The Valuation Analyst

Research in Extracting Adjustment Rates *

By David A. Braun, MAI, SRA, AI-GRS

INTRODUCTION

I want to welcome you, on this exciting journey to a better understanding of the analysis techniques and methodologies that apply directly to the extraction of line-item adjustment rates. This material is about understanding the strengths and weaknesses of adjustment extraction techniques; it does not provide step-by-step directions on how to perform all of these techniques. The appraisal profession is currently facing an issue as the providers, users, and law enforcement bodies have differing opinions on the proper level of the scope of work required to adequately support the line-item adjustment rates that are applied on a quantitative comparison grid. This uncertainty has set up a self-perpetuating loop that is deteriorating the credibility of appraisal and reports. Appraisers, who are unsure of the number and types of analysis techniques that should be employed when extracting adjustment rates, are reluctant to bring attention to the analysis process they performed. In this situation, even if the appraiser performed an acceptable scope of work to extract an adjustment rate, the lack of reporting trends to erode credibility from the user’s perspective. The uncertainty concerning the due diligence necessary to extract adjustment rates is a real and significant problem in the appraisal profession today. The reason for this uncertainty is that little empirical study of extraction methodology and techniques has been performed. Historically, the profession has used study material based on “perfect” datasets. These hypothetical datasets illustrate the theory of the concepts well, but are not realistic from a practical perspective. The nature of real property markets is anything but perfect. They are teeming with randomness, which makes exacting adjustment rates inherently difficult.

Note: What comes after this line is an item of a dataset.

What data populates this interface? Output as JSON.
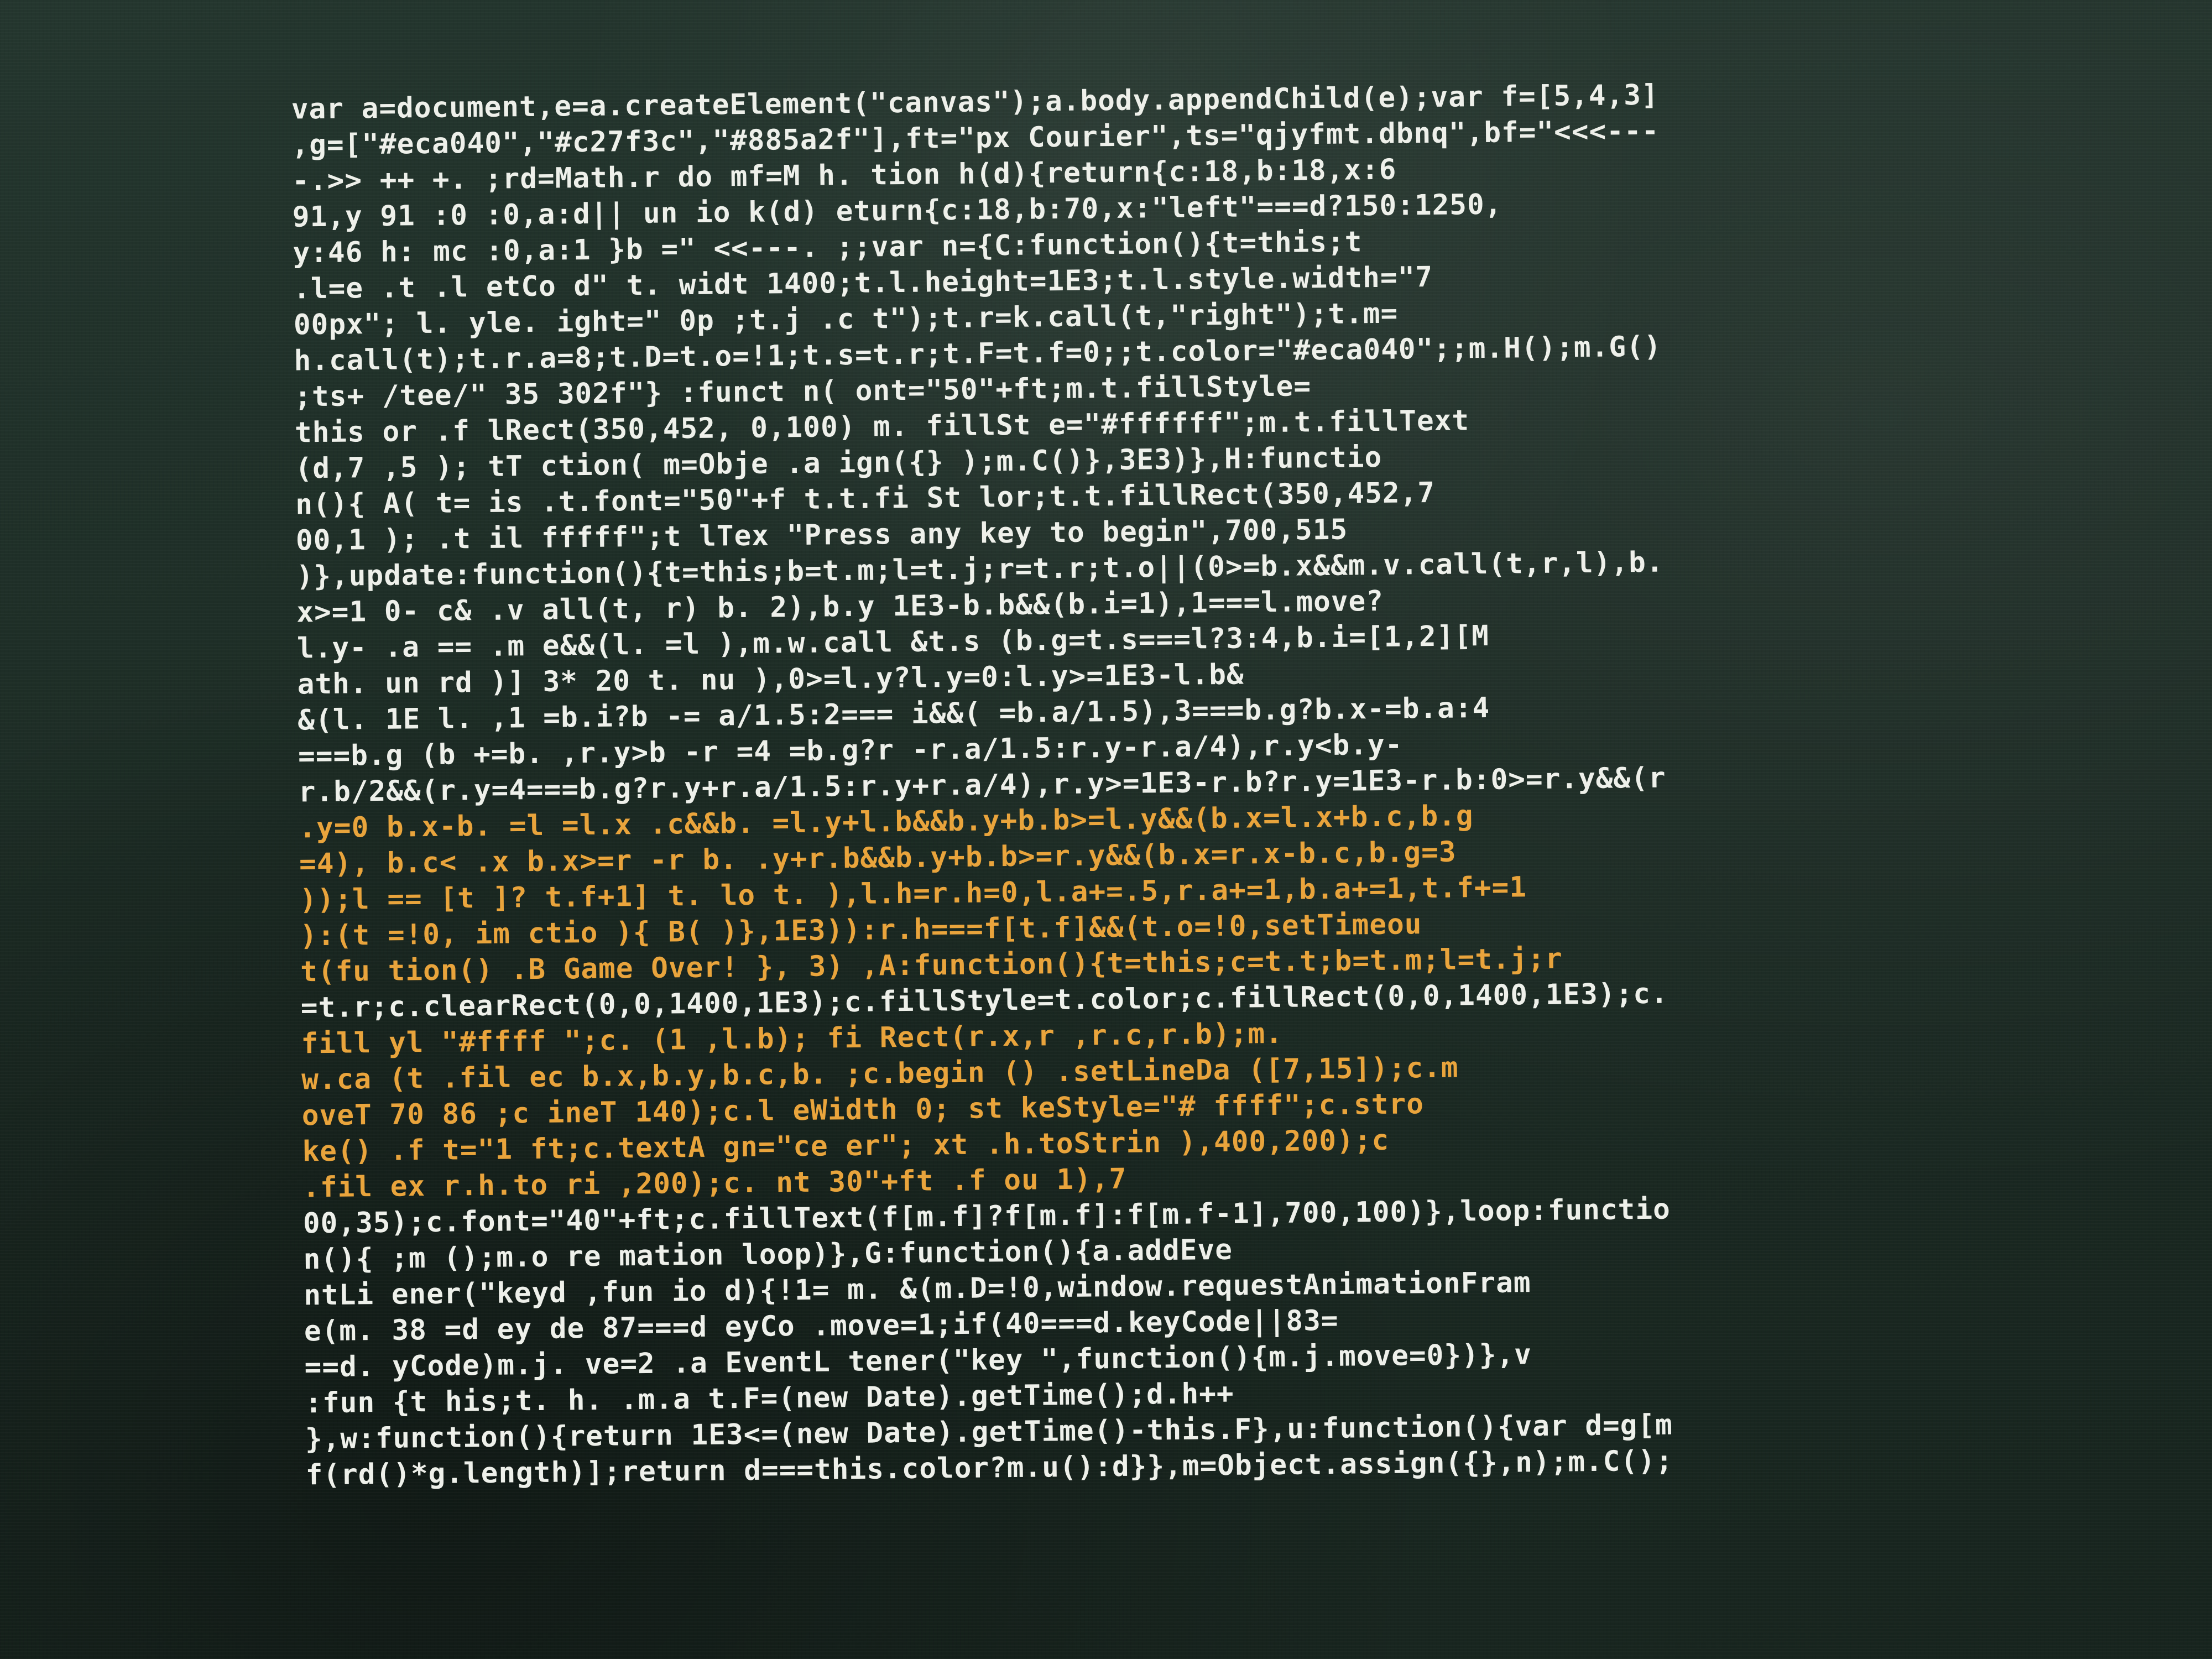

Do the traditional extraction methods and techniques work? Are statistical analysis methods appropriate for real property valuation? Are appraisers performing these methods and techniques correctly? Are any adjustment extraction techniques available that we don’t currently know about? The purpose of this writing is to carefully consider these questions. The exploration of these questions will lead to the most pertinent question: When has the due diligence, in supporting and explaining adjustments, been satisfied in an appraisal? To answer these questions, we will go farther than just to the text books on appraisal principles and standard statistics; we will delve into theory, testing, and conjecture; entering the world of scientific research. In order to gain the most from this material, it is best to leave any preconceived opinions behind.

This book addresses: statistical foundations, market modeling, critical decision making, the science of data management, the nature of an adjustment, selection of single-point adjustment, extraction methodologies, and the application of these techniques in eight case studies. The research presented serves the appraisal profession much as a lighthouse serves a ship. The concepts revealed from the empirical approach used suggest that the appraisal profession is off course.

*Please contact author directly.

David A. Braun, MAI, SRA, AI-GRS
Automated Valuation Technologies, Inc.
439 Sun Valley Drive
Maryville, Tennessee
www.AVTTools.com
865-679-4785